"Our brand has been around for 50 years, and the biggest compliment we receive is being invited to people's dinner tables," says Tirso Iglesias, Cacique's senior vice president of sales and marketing. "People know our brand for being authentic, genuine and real."
He tells Marketing Daily the campaign wants to communicate that Cacique’s ingredients still can connect people over a delicious meal, even if that doesn't happen at a physical table.
Created by Augustine Agency, there's a 30-second and 15-second TV spot, as well as digital and plenty of social, with a Spanish-language version to launch later this year. Iglesias says the company will spend between $9 million and $10 million on the effort, making it the biggest marketing push of the year.
While the company started 50 years ago serving Mexican consumers, it's since broadened to appeal to all Mexican food enthusiasts. "So that includes first-generation Mexican consumers, but also anybody who enjoys cooking Mexican food."
The brand switched to English-language marketing 10 years ago, an acknowledgment that Mexican cuisine has surpassed Italian in terms of U.S. popularity.
"We live in a world where salsa outsells ketchup and tortillas outsell bread," he says. "Our brand is meant to bring authenticity to everybody's table."
The insights behind this effort are that while its heavy core users continue to find plenty of time for sit-down family meals, "in adjacent households, there wasn't that same kind of monogamy, day in and day out. They could eat in their cars, on their suitcase at the airport, or at their desk at work. They need a little more education around products and authentic Mexican food, to understand no setting is really off the table."
It also addresses a shift in gender roles and the acknowledgment that dads cook more often, "and men now make up about half our audience."
Iglesias says the campaign also represents the new post-pandemic reality. While the last few years saw a surge in home-based eating occasions, people are back in the world now.
"So these moments when families get together are happening maybe three or four times a week, not every night," he says. "And they don't necessarily happen around an actual dinner table. Communal meals can happen whenever you want to feel close to people."

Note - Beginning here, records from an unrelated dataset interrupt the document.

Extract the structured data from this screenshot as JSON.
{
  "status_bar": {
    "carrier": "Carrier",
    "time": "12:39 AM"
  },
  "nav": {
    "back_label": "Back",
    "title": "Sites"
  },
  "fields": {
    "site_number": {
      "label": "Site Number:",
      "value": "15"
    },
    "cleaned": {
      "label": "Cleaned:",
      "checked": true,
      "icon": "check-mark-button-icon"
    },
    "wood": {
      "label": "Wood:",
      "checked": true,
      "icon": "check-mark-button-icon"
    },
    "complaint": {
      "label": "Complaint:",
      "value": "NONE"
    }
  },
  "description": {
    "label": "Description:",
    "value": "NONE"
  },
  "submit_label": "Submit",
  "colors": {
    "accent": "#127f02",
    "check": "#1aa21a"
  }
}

The goal is to increase sales and boost household penetration, currently at 1.5 out of 10. "Within the next three to five years, we aim to increase that to seven out of ten."